The city is allowing more time to gather feedback on its draft of a plan to encourage more equitable and inclusive civic participation both at City Hall and in neighborhoods.
The deadline to comment on the Blueprint for Equitable Engagement was delayed six weeks to Aug. 14, in part because of pushback from neighborhood groups. Only one of the draft plan’s five objectives deals specifically with neighborhood organizations and their elected boards, but that one facet of the Blueprint has drawn an inordinate amount of attention.
The eyes of many neighborhood leaders were drawn to one phrase in particular that has a prominent place in the Blueprint: “Neighborhoods 2020,” the title for an effort to revamp the city’s relationship with neighborhood groups. It refers to the year when grant funds available to neighborhoods through the Community Participation Program, the successor to the Neighborhood Revitalization Program, run dry.
Below that heading, bullet points hit on the need to “clarify” the role of neighborhood organizations, to “establish measurable operational standards” and to provide better training to those who serve on neighborhood boards.
“It talks a lot about the city’s expectations for neighborhoods, but it doesn’t really describe it as a two-way street,” Monica Smith, coordinator of the East Calhoun Community Organization, said.
The message that neighborhood organizations are looking for more of a collaborative relationship with City Hall — and less of what some read in the Blueprint as a top-down approach — was heard loud and clear this summer at the city’s Neighborhood and Community Relations Department. The department’s director, David Rubedor, said he’s willing to take the time to get the neighborhood section of the Blueprint right.

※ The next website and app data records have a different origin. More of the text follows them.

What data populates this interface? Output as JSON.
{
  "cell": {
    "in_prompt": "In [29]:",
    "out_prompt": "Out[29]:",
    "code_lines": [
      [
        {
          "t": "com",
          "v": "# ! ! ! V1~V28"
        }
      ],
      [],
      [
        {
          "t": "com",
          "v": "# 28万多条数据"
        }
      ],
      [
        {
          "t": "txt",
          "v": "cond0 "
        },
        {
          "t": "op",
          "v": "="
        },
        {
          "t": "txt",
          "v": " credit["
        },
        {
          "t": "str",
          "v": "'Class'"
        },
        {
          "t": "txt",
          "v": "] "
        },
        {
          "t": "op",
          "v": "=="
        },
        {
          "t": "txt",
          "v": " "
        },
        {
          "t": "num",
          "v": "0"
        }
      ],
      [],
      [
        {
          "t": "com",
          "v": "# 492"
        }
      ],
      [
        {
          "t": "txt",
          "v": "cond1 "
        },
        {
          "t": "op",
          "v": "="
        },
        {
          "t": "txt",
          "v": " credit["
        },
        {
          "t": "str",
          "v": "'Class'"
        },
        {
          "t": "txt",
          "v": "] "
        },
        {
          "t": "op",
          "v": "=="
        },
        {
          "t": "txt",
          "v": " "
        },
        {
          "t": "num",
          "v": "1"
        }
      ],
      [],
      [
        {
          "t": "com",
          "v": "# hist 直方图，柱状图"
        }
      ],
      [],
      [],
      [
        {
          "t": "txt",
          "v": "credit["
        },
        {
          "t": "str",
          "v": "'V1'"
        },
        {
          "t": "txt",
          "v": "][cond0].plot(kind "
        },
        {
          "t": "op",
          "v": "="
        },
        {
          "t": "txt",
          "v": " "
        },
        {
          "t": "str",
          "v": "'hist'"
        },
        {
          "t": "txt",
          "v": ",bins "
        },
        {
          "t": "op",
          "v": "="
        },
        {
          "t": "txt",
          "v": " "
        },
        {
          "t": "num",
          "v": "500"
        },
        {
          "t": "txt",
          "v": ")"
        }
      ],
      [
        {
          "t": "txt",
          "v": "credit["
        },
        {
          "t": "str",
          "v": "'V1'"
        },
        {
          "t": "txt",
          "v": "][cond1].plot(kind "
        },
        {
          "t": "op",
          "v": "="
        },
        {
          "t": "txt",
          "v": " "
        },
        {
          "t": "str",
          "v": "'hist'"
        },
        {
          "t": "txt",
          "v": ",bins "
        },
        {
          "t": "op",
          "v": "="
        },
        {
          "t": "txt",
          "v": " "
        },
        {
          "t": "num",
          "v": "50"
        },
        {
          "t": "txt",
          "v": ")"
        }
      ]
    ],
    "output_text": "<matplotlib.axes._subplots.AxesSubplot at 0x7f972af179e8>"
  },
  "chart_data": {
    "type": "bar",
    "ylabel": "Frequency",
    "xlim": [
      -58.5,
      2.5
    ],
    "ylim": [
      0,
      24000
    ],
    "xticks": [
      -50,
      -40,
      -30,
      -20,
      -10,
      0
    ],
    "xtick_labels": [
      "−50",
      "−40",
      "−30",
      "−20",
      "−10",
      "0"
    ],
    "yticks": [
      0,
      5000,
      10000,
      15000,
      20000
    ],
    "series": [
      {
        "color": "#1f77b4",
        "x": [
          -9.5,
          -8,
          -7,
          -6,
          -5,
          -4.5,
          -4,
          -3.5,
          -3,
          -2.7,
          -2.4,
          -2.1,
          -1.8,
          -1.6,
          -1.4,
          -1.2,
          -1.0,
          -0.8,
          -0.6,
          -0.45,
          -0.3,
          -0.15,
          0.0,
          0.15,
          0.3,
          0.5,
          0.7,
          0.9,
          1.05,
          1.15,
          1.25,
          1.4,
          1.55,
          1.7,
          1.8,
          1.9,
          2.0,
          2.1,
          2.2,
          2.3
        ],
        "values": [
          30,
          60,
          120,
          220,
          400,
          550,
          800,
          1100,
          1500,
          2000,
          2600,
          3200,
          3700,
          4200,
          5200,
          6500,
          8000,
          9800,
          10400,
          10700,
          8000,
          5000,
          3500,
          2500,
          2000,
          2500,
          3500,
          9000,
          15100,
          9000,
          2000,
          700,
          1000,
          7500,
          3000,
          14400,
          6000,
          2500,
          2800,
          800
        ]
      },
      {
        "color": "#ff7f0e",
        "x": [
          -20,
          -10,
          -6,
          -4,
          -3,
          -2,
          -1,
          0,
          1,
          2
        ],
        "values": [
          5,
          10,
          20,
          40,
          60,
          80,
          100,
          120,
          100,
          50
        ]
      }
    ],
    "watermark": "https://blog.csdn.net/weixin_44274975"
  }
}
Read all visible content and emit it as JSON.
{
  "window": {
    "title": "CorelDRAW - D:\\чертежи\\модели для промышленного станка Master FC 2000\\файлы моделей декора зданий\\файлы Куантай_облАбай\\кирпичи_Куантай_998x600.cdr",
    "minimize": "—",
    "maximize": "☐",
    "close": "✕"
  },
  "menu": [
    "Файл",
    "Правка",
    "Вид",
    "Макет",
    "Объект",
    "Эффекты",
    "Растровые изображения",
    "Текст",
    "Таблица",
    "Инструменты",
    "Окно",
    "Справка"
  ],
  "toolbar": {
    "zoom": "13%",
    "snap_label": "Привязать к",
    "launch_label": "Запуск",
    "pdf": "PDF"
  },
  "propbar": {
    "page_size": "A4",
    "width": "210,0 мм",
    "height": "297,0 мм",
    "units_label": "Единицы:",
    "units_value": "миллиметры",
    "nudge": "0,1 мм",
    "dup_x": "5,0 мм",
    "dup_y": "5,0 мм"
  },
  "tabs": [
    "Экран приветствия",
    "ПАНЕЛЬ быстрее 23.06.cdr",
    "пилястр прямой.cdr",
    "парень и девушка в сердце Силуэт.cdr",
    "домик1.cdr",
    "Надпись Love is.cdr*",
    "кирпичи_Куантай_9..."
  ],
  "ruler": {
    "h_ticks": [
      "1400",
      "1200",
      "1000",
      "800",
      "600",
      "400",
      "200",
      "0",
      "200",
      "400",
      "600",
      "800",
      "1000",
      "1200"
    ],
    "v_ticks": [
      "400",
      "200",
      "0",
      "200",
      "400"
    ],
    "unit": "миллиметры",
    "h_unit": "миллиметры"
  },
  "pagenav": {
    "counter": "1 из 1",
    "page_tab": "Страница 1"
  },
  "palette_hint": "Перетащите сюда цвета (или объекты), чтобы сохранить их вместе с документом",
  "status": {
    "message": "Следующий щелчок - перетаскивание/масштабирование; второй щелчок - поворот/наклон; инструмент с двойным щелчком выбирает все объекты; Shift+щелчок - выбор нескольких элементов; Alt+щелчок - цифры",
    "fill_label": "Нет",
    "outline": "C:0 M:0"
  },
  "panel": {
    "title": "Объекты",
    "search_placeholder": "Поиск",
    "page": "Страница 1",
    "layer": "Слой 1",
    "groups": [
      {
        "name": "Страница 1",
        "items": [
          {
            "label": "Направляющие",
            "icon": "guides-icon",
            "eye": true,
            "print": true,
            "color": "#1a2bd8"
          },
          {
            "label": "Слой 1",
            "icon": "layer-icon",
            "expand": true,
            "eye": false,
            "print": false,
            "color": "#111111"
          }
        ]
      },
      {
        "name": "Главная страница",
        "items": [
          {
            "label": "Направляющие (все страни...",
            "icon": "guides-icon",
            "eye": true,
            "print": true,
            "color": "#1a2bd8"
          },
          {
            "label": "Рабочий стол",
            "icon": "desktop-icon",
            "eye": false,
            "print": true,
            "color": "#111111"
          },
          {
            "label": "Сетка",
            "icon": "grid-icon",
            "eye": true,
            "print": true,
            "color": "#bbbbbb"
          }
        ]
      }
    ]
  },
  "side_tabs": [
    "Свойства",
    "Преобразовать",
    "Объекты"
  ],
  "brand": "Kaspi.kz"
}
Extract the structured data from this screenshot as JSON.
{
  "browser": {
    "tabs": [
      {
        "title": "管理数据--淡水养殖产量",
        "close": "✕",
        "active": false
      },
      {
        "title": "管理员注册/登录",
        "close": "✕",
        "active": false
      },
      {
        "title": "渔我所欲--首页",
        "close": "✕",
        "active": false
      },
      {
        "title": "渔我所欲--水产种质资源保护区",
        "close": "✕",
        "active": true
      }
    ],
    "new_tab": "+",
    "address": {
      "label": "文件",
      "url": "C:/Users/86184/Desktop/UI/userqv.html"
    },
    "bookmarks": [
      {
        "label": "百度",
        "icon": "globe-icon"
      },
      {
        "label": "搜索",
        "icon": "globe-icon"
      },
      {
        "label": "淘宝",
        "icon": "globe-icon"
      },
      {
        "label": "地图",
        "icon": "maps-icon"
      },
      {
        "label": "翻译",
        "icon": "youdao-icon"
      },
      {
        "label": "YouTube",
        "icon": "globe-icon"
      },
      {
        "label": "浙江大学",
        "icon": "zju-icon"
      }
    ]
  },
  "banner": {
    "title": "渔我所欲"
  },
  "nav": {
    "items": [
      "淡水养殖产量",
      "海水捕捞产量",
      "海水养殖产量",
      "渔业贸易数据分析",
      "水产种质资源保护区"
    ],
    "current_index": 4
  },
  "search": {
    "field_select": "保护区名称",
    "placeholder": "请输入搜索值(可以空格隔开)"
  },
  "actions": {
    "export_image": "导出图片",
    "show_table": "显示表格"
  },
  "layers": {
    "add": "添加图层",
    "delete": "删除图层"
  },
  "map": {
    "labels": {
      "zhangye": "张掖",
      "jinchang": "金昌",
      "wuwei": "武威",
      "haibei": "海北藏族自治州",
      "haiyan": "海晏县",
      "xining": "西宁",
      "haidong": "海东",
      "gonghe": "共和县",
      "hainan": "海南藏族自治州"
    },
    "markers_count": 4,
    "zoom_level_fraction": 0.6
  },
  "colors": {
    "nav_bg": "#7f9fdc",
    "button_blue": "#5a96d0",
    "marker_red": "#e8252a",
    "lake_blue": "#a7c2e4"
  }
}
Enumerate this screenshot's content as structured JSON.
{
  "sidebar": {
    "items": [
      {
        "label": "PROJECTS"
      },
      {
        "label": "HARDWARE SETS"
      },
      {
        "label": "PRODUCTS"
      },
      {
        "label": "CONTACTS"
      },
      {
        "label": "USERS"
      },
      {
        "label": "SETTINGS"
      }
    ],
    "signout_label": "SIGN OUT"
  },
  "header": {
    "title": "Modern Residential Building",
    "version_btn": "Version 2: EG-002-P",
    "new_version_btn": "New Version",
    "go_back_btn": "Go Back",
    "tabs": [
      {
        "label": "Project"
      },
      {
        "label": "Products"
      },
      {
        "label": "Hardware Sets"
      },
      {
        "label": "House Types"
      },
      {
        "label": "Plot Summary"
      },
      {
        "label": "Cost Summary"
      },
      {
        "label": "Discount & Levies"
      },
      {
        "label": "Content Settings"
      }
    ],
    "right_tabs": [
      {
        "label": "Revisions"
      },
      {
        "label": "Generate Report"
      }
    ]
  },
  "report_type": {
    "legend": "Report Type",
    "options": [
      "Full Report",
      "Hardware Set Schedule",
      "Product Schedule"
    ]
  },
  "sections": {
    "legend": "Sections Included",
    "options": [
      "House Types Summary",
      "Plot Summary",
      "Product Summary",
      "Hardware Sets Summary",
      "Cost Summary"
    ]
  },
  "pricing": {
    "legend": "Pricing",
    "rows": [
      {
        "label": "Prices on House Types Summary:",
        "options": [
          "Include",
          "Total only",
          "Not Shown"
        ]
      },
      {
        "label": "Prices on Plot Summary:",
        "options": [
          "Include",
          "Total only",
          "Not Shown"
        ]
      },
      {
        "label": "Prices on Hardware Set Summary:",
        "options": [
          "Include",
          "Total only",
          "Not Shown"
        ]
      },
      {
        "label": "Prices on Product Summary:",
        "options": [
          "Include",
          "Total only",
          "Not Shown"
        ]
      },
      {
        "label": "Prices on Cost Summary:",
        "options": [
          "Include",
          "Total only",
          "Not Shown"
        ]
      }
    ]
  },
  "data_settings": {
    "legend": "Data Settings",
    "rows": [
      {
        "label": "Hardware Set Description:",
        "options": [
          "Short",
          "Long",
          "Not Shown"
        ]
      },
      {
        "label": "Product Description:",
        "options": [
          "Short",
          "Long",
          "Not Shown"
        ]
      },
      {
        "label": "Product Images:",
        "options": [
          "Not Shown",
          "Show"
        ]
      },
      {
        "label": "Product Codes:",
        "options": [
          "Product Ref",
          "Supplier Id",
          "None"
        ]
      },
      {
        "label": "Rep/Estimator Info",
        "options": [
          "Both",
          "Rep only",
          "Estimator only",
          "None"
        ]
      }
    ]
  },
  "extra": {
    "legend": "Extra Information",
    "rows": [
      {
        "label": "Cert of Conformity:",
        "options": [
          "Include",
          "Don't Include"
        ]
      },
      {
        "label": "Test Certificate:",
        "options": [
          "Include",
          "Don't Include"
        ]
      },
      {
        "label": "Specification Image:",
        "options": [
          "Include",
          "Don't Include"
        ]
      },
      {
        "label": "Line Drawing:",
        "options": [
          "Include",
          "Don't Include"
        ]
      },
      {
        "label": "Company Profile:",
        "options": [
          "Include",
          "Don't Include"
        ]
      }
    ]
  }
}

“I think it’s going to be substantially revamped, based on the input — in a good way,” Rubedor said. “And then, if it’s really a major overhaul, I may just open it back up for public comment to make sure that we got it where it needs to be because, to me, the conversation around this is as important as the document itself.”
Also outlined in the Blueprint are steps the city could take to make the membership of its boards and commissions better reflect the diversity of Minneapolis as a whole, as well as plans to improve its public outreach and engagement so a broader segment of the population weighs in on policy issues. Rubedor said Neighborhoods 2020 was written into the draft document because “the neighborhoods are a formal engagement network that the city uses and has a relationship with, and so how we help and support neighborhood organizations to be more diverse is a critical part of that conversation.”
The results of voluntary surveys conducted by NCR in 2014 showed certain demographic groups — including renters, people of color and people with lower incomes — were underrepresented on city boards and commissions.
A survey that same year of neighborhood groups only achieved a low 52-percent response rate, but the results indicated neighborhood boards lack racial diversity, and board members tend to be more highly educated and earn bigger incomes when compared to the city as a whole. Just over half of Minneapolis residents are renters, but more than three-quarters of the board members who responded to the survey owned homes.
“That’s our baseline, so as we move forward we can tell whether any changes that we do make are impactful and effective,” Rubedor said.
In an email, East Isles Residents Association Board President Andrew Degerstrom wrote it’s an “inconvenient truth” that “some neighborhood associations do not do a good job representing the diverse interests in their neighborhoods.” Rather than protest the Blueprint, Degerstrom said EIRA would respond “by highlighting some areas where we do a good job engaging underrepresented groups, some areas where we need to improve, and expressing our desire to work the City to improve our engagement overall.”
But that’s not the case in all part of Southwest Minneapolis. Whittier Alliance Executive Director Marian Biehn, who also commented via email, said that organization planned to contact the Minnesota Secretary of State’s office to “get a reading” on the Blueprint.
Linda Todd of East Calhoun said the draft version of the Blueprint appeared to address neighborhood organizations “as if we were employees in carrying out city mandates.” (Todd is a former board president for the East Calhoun Community Organization, but said she was speaking for herself, not the board.)
While the groups receive city funding — including the $215 million dispersed to neighborhoods over 20 years through the Neighborhood Revitalization Program — they are independent organizations. If the Blueprint’s guidelines for neighborhoods were tied to the use of city funds, that would be one thing, Todd suggested, but many neighborhood organizations raise and spend their own money on projects, too.
“I think that there’s often the viewpoint that neighborhood organizations first originated when (Neighborhood Revitalization Program) funds were released in the early 1990s,” Todd said. “In fact, many neighborhood organizations were around much longer than that.”
How to weigh in
The original July 3 deadline to submit comments on the city’s draft Blueprint for Equitable Engagement was recently extended to Aug. 14. The intention of the plan is to make civic engagement more equitable and inclusive, but it also addresses the city’s relationship with neighborhood organizations.
To read the Blueprint, or for information on how to submit written comments by mail or online, go to ci.minneapolis.mn.us/ncr/initiatives/equitableengagement.
An information meeting on the Blueprint is scheduled for 6:30 p.m.–8 p.m. Aug. 11 in the community room at Heritage Park Apartments, 1000 Olson Memorial Highway.